1. 5 Things You Need to Know About the ABLE Act:
On December 19, 2014, President Obama signed the Achieving a Better Life Experience Act (ABLE Act) into law. The Act will allow certain individuals with disabilities to establish tax-free savings accounts that can be used to cover expenses not otherwise covered by government-sponsored programs. This blog covers five important things you need to know about the Act:
- what an ABLE account is,
- who can set one up,
- contribution limits,
- what expenses can be paid from an ABLE account, and
- when they will be available
Federal regulations were issued in June and several states have already passed or are in the process of passing implementing legislation. Talk with us now if you think an ABLE account might be a good fit for your plan.
2. 4 Steps to Stop Mail Addressed to a Deceased Person
One of the first things you should do as a newly appointed executor of a deceased person’s probate estate or successor trustee of a deceased trustmaker’s trust is to ask the post office to forward the deceased person’s mail to your address. Unfortunately, along with important pieces of mail, many not-so-important pieces – catalogs, solicitations, and plain old junk mail – will end up in your mailbox. On the other hand, you may have purchased a home from a deceased person’s estate or trust and have received some of their mail at your new address. This blog covers four steps you can take to stop mail addressed to a deceased person, which can help to reduce the pile of annoying junk mail and protect against post-mortem identity theft.
With cases of financial exploitation of the elderly on the rise, advisors who work with older clients are looking for ways to head off the abuse before it happens. Enter the “Emergency Contact Authorization Form” – a document in which clients can list a trusted person who should be contacted if an advisor suspects a client is starting to lose their mental capacity or, worse yet, being financially abused or scammed. This blog covers how the Emergency Contact Authorization Form works and what steps can be taken to protect you or a loved one from financial elder abuse. Learn today whether this option should be added to your plan.

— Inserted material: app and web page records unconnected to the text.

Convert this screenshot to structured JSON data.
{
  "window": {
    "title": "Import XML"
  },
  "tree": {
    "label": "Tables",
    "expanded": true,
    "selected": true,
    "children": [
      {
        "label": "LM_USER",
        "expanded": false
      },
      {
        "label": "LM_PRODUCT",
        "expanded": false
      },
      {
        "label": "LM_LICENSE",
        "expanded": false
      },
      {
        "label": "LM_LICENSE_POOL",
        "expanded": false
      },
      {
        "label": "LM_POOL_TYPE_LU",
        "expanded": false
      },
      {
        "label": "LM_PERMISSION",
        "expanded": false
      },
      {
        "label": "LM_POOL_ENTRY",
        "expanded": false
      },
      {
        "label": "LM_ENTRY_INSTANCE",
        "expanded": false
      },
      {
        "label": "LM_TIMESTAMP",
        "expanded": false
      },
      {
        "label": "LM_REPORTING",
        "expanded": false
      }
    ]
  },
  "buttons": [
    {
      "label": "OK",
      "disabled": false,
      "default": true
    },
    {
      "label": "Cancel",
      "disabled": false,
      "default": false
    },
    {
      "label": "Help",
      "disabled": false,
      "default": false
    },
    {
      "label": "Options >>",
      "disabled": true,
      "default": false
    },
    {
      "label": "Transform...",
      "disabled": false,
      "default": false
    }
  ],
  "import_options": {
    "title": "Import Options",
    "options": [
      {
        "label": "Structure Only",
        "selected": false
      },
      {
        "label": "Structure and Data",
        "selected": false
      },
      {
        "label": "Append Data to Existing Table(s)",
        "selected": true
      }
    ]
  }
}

4. What You Need to Know About the Final Portability Rules
This summer, the IRS issued the final rules governing the “portability election” as it relates to the federal estate tax exemption. This blog covers:

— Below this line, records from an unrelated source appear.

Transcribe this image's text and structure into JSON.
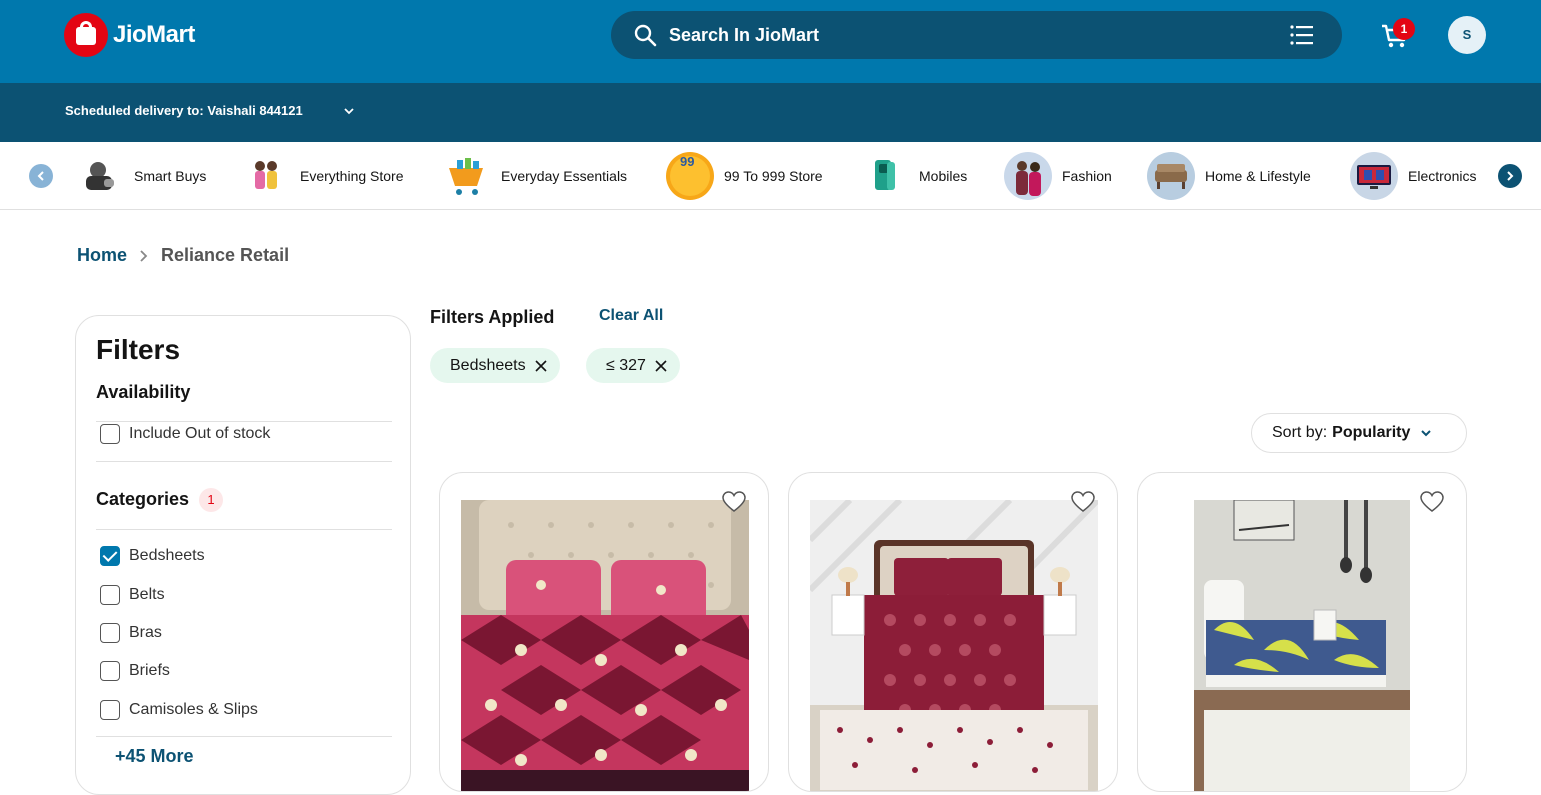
{
  "header": {
    "brand": "JioMart",
    "search_placeholder": "Search In JioMart",
    "cart_count": "1",
    "avatar_initial": "S",
    "delivery_text": "Scheduled delivery to: Vaishali 844121"
  },
  "categories": [
    {
      "label": "Smart Buys",
      "icon": "smart-buys-icon"
    },
    {
      "label": "Everything Store",
      "icon": "everything-store-icon"
    },
    {
      "label": "Everyday Essentials",
      "icon": "everyday-essentials-icon"
    },
    {
      "label": "99 To 999 Store",
      "icon": "99-store-icon",
      "badge": "99"
    },
    {
      "label": "Mobiles",
      "icon": "mobiles-icon"
    },
    {
      "label": "Fashion",
      "icon": "fashion-icon"
    },
    {
      "label": "Home & Lifestyle",
      "icon": "home-lifestyle-icon"
    },
    {
      "label": "Electronics",
      "icon": "electronics-icon"
    }
  ],
  "breadcrumb": {
    "home": "Home",
    "current": "Reliance Retail"
  },
  "filters": {
    "title": "Filters",
    "availability": {
      "heading": "Availability",
      "options": [
        {
          "label": "Include Out of stock",
          "checked": false
        }
      ]
    },
    "categories": {
      "heading": "Categories",
      "selected_count": "1",
      "options": [
        {
          "label": "Bedsheets",
          "checked": true
        },
        {
          "label": "Belts",
          "checked": false
        },
        {
          "label": "Bras",
          "checked": false
        },
        {
          "label": "Briefs",
          "checked": false
        },
        {
          "label": "Camisoles & Slips",
          "checked": false
        }
      ],
      "more": "+45 More"
    }
  },
  "applied": {
    "title": "Filters Applied",
    "clear_all": "Clear All",
    "chips": [
      "Bedsheets",
      "≤ 327"
    ]
  },
  "sort": {
    "label": "Sort by:",
    "value": "Popularity"
  },
  "colors": {
    "primary": "#0078ad",
    "dark": "#0c5273",
    "accent": "#e30513",
    "chip_bg": "#e5f7ee"
  }
}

- what the “portability election” is;
- how the election is made;
- which estates are subject to the final rules;
- what the final rules provide; and
- how they will affect existing estate plans and recent widows and widowers.

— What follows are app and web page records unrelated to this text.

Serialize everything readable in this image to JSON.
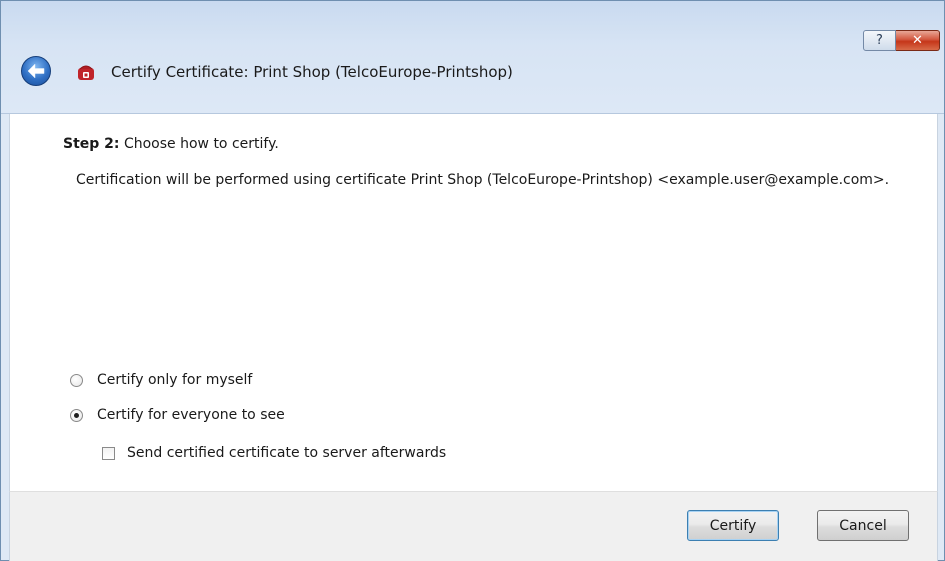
{
  "window": {
    "title": "Certify Certificate: Print Shop (TelcoEurope-Printshop)",
    "help_button": "?",
    "close_button": "✕"
  },
  "content": {
    "step_label": "Step 2:",
    "step_text": " Choose how to certify.",
    "info": "Certification will be performed using certificate Print Shop (TelcoEurope-Printshop) <example.user@example.com>.",
    "options": {
      "myself": {
        "label": "Certify only for myself",
        "selected": false
      },
      "everyone": {
        "label": "Certify for everyone to see",
        "selected": true
      },
      "send_to_server": {
        "label": "Send certified certificate to server afterwards",
        "checked": false
      }
    }
  },
  "footer": {
    "certify_label": "Certify",
    "cancel_label": "Cancel"
  },
  "icons": {
    "back": "back-arrow-icon",
    "app": "certificate-icon",
    "help": "help-icon",
    "close": "close-icon"
  },
  "colors": {
    "frame": "#d7e4f4",
    "close_button": "#c53619",
    "back_button": "#2f6fc4",
    "app_icon": "#c0242a"
  }
}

The “portability election” can be a great planning option. But, it only works well if your will or trust has been designed with portability in mind. Portability was first introduced in 2011 and the IRS has (finally) provided final rules on how it works. If you haven’t updated your will or trust since 2011, now is the time to see whether portability-based planning is right for you and your family.
5. Listen Up: These States Will Usher in Changes to Their Death Taxes in 2016
In 2015 there are still 20 U.S. jurisdictions that collect a death tax at the state level. This blog outlines changes that will occur in 2016 to state death taxes in the following states: Connecticut, Delaware, District of Columbia, Hawaii, Maine, Maryland, Minnesota, New York, Rhode Island, Tennessee, and Washington. If you live or own real estate in any of these states, you will want to read this blog to understand how these changes may affect your estate and your estate plan.
6. IRS Releases 2016 Inflation Adjustments for Estate Tax and Related Exemptions and Estate and Trust Income Tax Brackets
In October, the Internal Revenue Service released the official inflation adjustments that will affect 2016 federal reporting for estate taxes, gift taxes, generation-skipping transfer taxes, and estate and trust income taxes. This blog lists the 2016 transfer tax exemptions along with the 2016 income tax brackets for estates and trusts. This important information helps you plan the receipt of income that you can control (such as a large capital gain resulting from a sale of an of an asset), gifts to family members or charities, and deductions.
As you can see, a great deal has changed since 2015. If your will, trust, power of attorney, health care directive, or other estate planning documents are more than two years old, they may be in need of an update. Contact us today to see how you can use these updated laws to improve your estate plan and protect your family.